■ **DESCRIPTION OF THE TASK**
Look through the material below and copy every line containing the word "Data".

■ **PROVIDED MATERIAL**
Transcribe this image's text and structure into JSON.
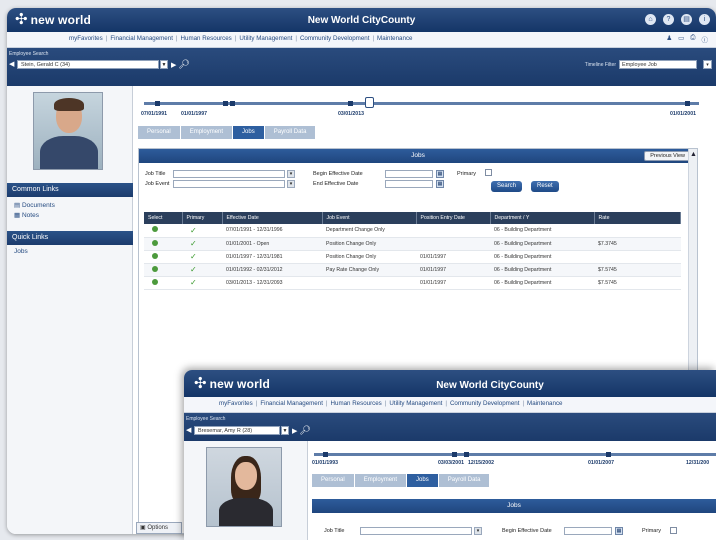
{
  "app": {
    "logo_text": "new world",
    "logo_subtext": "",
    "title": "New World CityCounty"
  },
  "menu": {
    "items": [
      "myFavorites",
      "Financial Management",
      "Human Resources",
      "Utility Management",
      "Community Development",
      "Maintenance"
    ],
    "right_icons": [
      "home-icon",
      "help-icon",
      "print-icon",
      "info-icon"
    ]
  },
  "employee_bar": {
    "label": "Employee Search",
    "selected": "Stein, Gerald C (34)",
    "timeline_filter_label": "Timeline Filter",
    "timeline_filter_value": "Employee Job"
  },
  "sidebar": {
    "common_links_header": "Common Links",
    "common_links": [
      "Documents",
      "Notes"
    ],
    "quick_links_header": "Quick Links",
    "quick_links": [
      "Jobs"
    ],
    "options_label": "Options"
  },
  "timeline": {
    "dates_left": [
      "07/01/1991",
      "01/01/1997"
    ],
    "date_mid": "03/01/2013",
    "date_right": "01/01/2001"
  },
  "tabs": [
    "Personal",
    "Employment",
    "Jobs",
    "Payroll Data"
  ],
  "active_tab": "Jobs",
  "panel": {
    "title": "Jobs",
    "prev_view_label": "Previous View",
    "job_title_label": "Job Title",
    "job_event_label": "Job Event",
    "begin_date_label": "Begin Effective Date",
    "end_date_label": "End Effective Date",
    "primary_label": "Primary",
    "search_label": "Search",
    "reset_label": "Reset"
  },
  "grid": {
    "columns": [
      "Select",
      "Primary",
      "Effective Date",
      "Job Event",
      "Position Entry Date",
      "Department / Y",
      "Rate"
    ],
    "rows": [
      {
        "effective": "07/01/1991 - 12/31/1996",
        "event": "Department Change Only",
        "entry": "",
        "dept": "06 - Building Department",
        "rate": ""
      },
      {
        "effective": "01/01/2001 - Open",
        "event": "Position Change Only",
        "entry": "",
        "dept": "06 - Building Department",
        "rate": "$7.3745"
      },
      {
        "effective": "01/01/1997 - 12/31/1981",
        "event": "Position Change Only",
        "entry": "01/01/1997",
        "dept": "06 - Building Department",
        "rate": ""
      },
      {
        "effective": "01/01/1992 - 02/31/2012",
        "event": "Pay Rate Change Only",
        "entry": "01/01/1997",
        "dept": "06 - Building Department",
        "rate": "$7.5745"
      },
      {
        "effective": "03/01/2013 - 12/31/2093",
        "event": "",
        "entry": "01/01/1997",
        "dept": "06 - Building Department",
        "rate": "$7.5745"
      }
    ]
  },
  "second_window": {
    "logo_text": "new world",
    "title": "New World CityCounty",
    "menu": [
      "myFavorites",
      "Financial Management",
      "Human Resources",
      "Utility Management",
      "Community Development",
      "Maintenance"
    ],
    "employee_label": "Employee Search",
    "selected": "Bresemar, Amy R (28)",
    "timeline_dates": [
      "01/01/1993",
      "03/03/2001",
      "12/15/2002",
      "01/01/2007",
      "12/31/200"
    ],
    "tabs": [
      "Personal",
      "Employment",
      "Jobs",
      "Payroll Data"
    ],
    "panel_title": "Jobs",
    "job_title_label": "Job Title",
    "begin_date_label": "Begin Effective Date",
    "primary_label": "Primary"
  },
  "colors": {
    "header_blue": "#1b3a6a",
    "accent_blue": "#2e5fa0",
    "check_green": "#3b9a2e"
  }
}
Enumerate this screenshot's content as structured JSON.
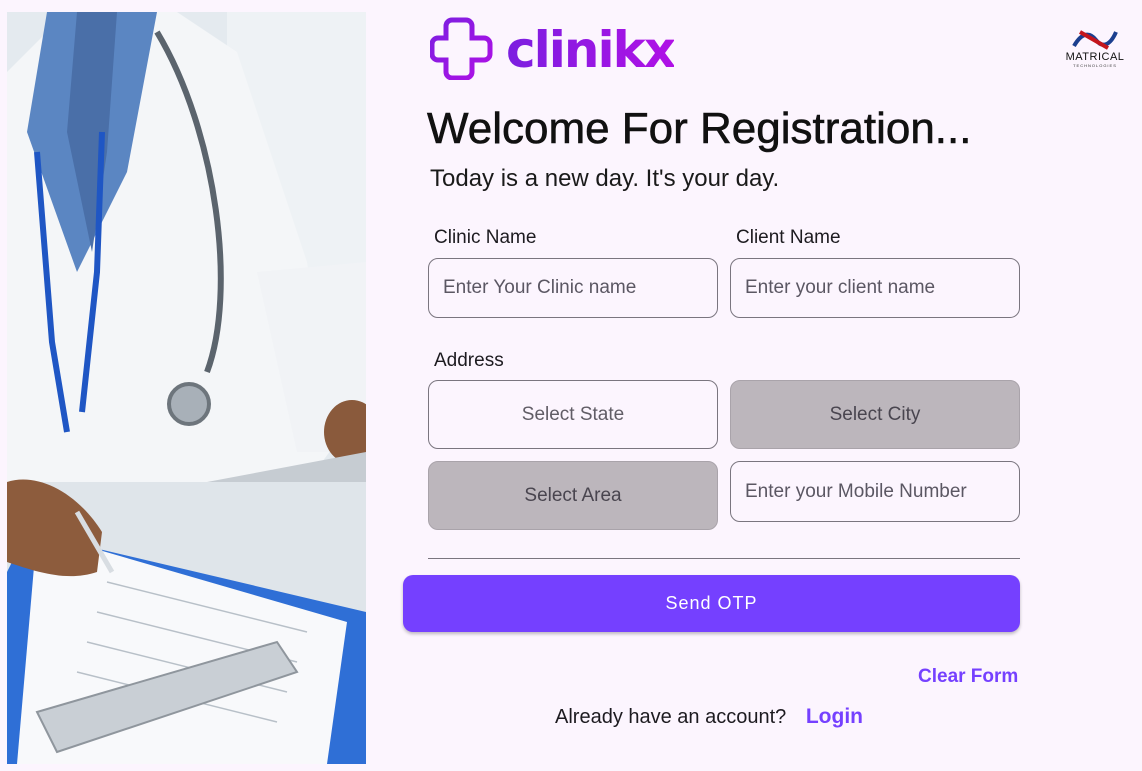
{
  "brand": {
    "name": "clinikx",
    "accent": "#7540ff",
    "logo_gradient": [
      "#7b1fe0",
      "#b010e6"
    ]
  },
  "partner": {
    "name": "MATRICAL",
    "sub": "TECHNOLOGIES"
  },
  "hero": {
    "image": "doctor-writing-on-clipboard"
  },
  "heading": {
    "title": "Welcome For Registration...",
    "subtitle": "Today is a new day. It's your day."
  },
  "form": {
    "clinic_name": {
      "label": "Clinic Name",
      "placeholder": "Enter Your Clinic name",
      "value": ""
    },
    "client_name": {
      "label": "Client Name",
      "placeholder": "Enter your client name",
      "value": ""
    },
    "address_label": "Address",
    "state": {
      "label": "Select State",
      "enabled": true
    },
    "city": {
      "label": "Select City",
      "enabled": false
    },
    "area": {
      "label": "Select Area",
      "enabled": false
    },
    "mobile": {
      "placeholder": "Enter your Mobile Number",
      "value": ""
    }
  },
  "actions": {
    "send_otp": "Send OTP",
    "clear_form": "Clear Form",
    "have_account": "Already have an account?",
    "login": "Login"
  }
}
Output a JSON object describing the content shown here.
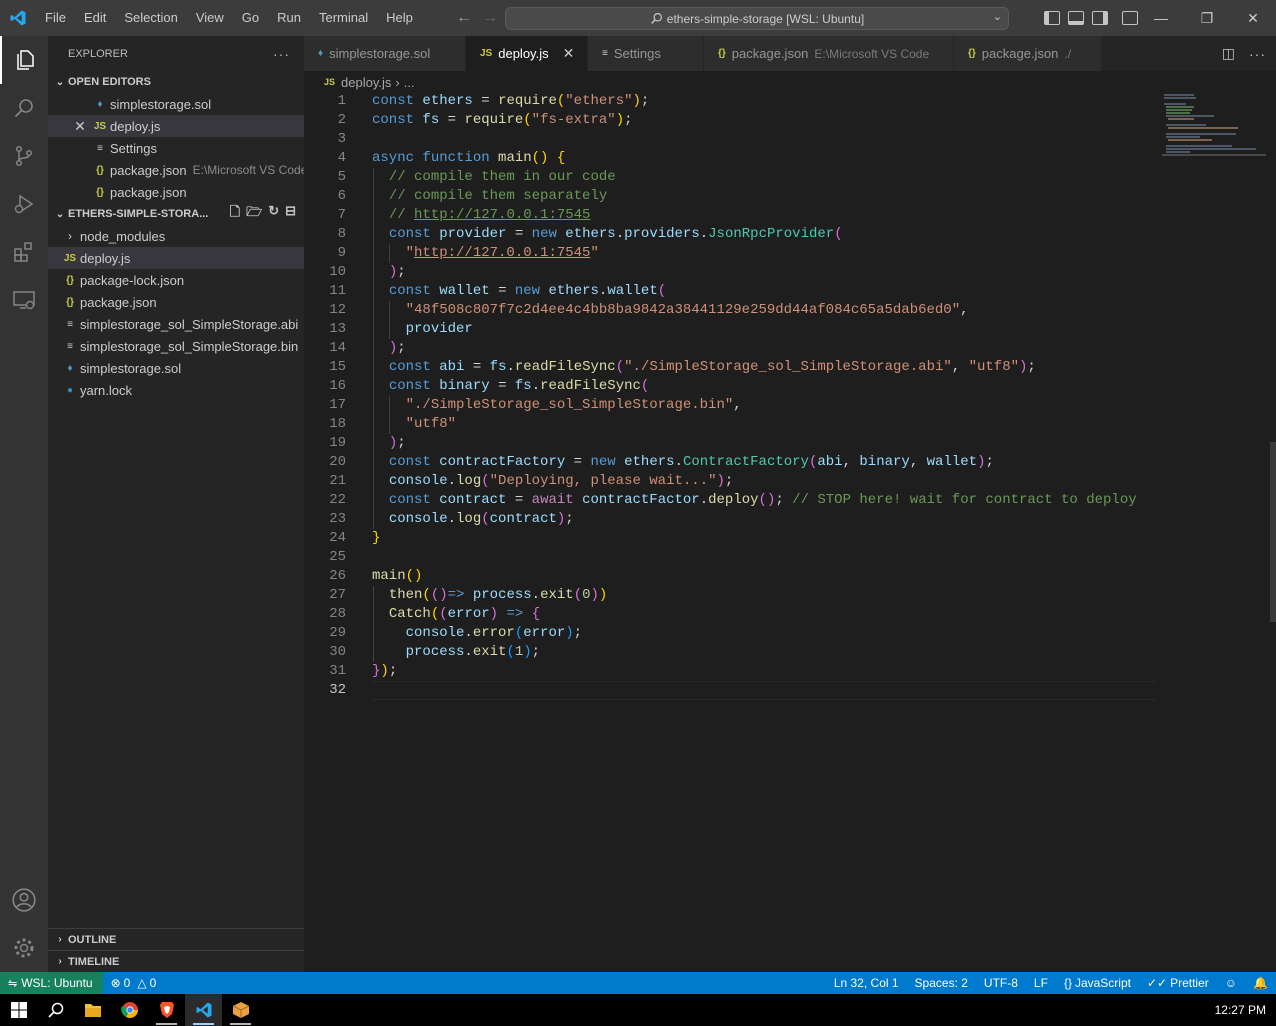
{
  "titlebar": {
    "menu": [
      "File",
      "Edit",
      "Selection",
      "View",
      "Go",
      "Run",
      "Terminal",
      "Help"
    ],
    "command_center": "ethers-simple-storage [WSL: Ubuntu]"
  },
  "explorer": {
    "header": "EXPLORER",
    "open_editors_title": "OPEN EDITORS",
    "open_editors": [
      {
        "name": "simplestorage.sol",
        "desc": "",
        "icon": "solidity-icon"
      },
      {
        "name": "deploy.js",
        "desc": "",
        "icon": "js-icon"
      },
      {
        "name": "Settings",
        "desc": "",
        "icon": "settings-icon"
      },
      {
        "name": "package.json",
        "desc": "E:\\Microsoft VS Code",
        "icon": "json-icon"
      },
      {
        "name": "package.json",
        "desc": "",
        "icon": "json-icon"
      }
    ],
    "project_title": "ETHERS-SIMPLE-STORA...",
    "files": [
      {
        "name": "node_modules",
        "icon": "chevron-right-icon"
      },
      {
        "name": "deploy.js",
        "icon": "js-icon"
      },
      {
        "name": "package-lock.json",
        "icon": "json-icon"
      },
      {
        "name": "package.json",
        "icon": "json-icon"
      },
      {
        "name": "simplestorage_sol_SimpleStorage.abi",
        "icon": "file-icon"
      },
      {
        "name": "simplestorage_sol_SimpleStorage.bin",
        "icon": "file-icon"
      },
      {
        "name": "simplestorage.sol",
        "icon": "solidity-icon"
      },
      {
        "name": "yarn.lock",
        "icon": "yarn-icon"
      }
    ],
    "outline": "OUTLINE",
    "timeline": "TIMELINE"
  },
  "tabs": [
    {
      "label": "simplestorage.sol",
      "desc": ""
    },
    {
      "label": "deploy.js",
      "desc": ""
    },
    {
      "label": "Settings",
      "desc": ""
    },
    {
      "label": "package.json",
      "desc": "E:\\Microsoft VS Code"
    },
    {
      "label": "package.json",
      "desc": "./"
    }
  ],
  "breadcrumb": {
    "file": "deploy.js",
    "rest": "..."
  },
  "editor": {
    "line_numbers": [
      "1",
      "2",
      "3",
      "4",
      "5",
      "6",
      "7",
      "8",
      "9",
      "10",
      "11",
      "12",
      "13",
      "14",
      "15",
      "16",
      "17",
      "18",
      "19",
      "20",
      "21",
      "22",
      "23",
      "24",
      "25",
      "26",
      "27",
      "28",
      "29",
      "30",
      "31",
      "32"
    ],
    "current_line": "32"
  },
  "statusbar": {
    "remote": "WSL: Ubuntu",
    "errors": "0",
    "warnings": "0",
    "position": "Ln 32, Col 1",
    "spaces": "Spaces: 2",
    "encoding": "UTF-8",
    "eol": "LF",
    "language": "JavaScript",
    "formatter": "Prettier"
  },
  "taskbar": {
    "clock": "12:27 PM"
  },
  "colors": {
    "accent": "#007acc",
    "remote": "#16825d",
    "keyword": "#569cd6",
    "string": "#ce9178",
    "comment": "#6a9955"
  }
}
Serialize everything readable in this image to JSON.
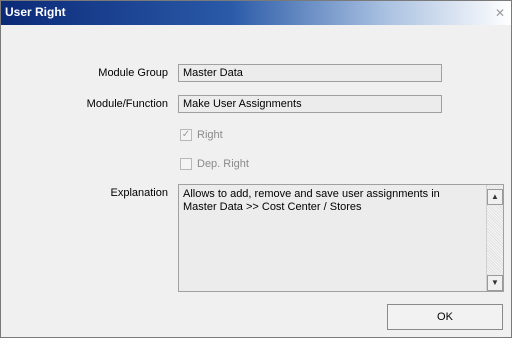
{
  "window": {
    "title": "User Right",
    "close_icon": "close-icon",
    "close_glyph": "✕"
  },
  "form": {
    "module_group": {
      "label": "Module Group",
      "value": "Master Data"
    },
    "module_function": {
      "label": "Module/Function",
      "value": "Make User Assignments"
    },
    "right": {
      "label": "Right",
      "checked": true,
      "enabled": false,
      "glyph": "✓"
    },
    "dep_right": {
      "label": "Dep. Right",
      "checked": false,
      "enabled": false,
      "glyph": ""
    },
    "explanation": {
      "label": "Explanation",
      "line1": "Allows to add, remove and save user assignments in",
      "line2": "Master Data >> Cost Center / Stores"
    },
    "scroll_up_glyph": "▲",
    "scroll_down_glyph": "▼"
  },
  "buttons": {
    "ok_label": "OK"
  }
}
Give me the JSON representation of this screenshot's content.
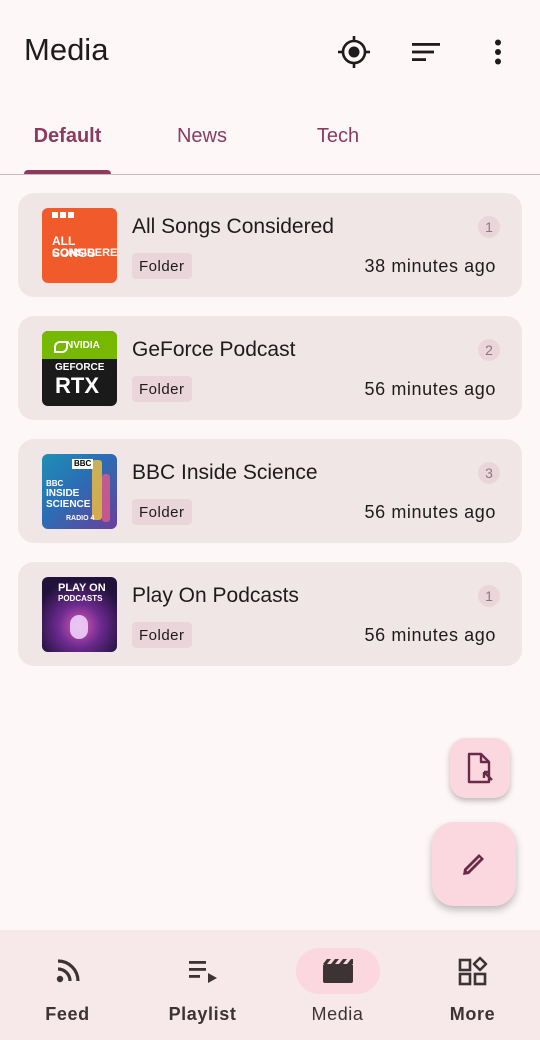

■ **RESULT FOR THIS EXERCISE**
    "Payroll Data"
      "Payroll Data"
      "value": "Master Data"
      "line2": "Master Data >> Cost Center / Stores"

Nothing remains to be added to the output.